John Ensor

Originally from Doncaster, Yorkshire, John now lives in Galicia, Northern Spain with his wife Nina.

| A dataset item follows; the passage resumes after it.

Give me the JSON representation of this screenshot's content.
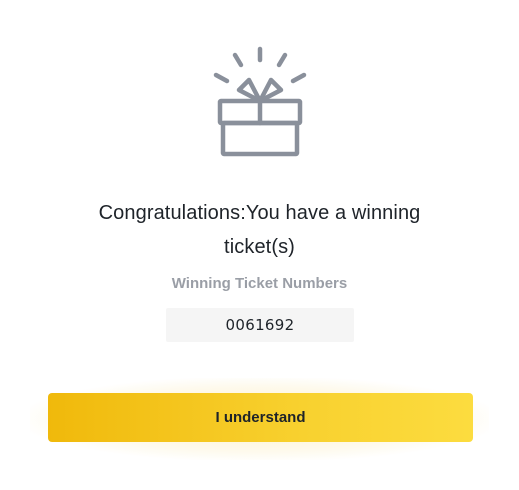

He is passionate about news, music, cycling and animals.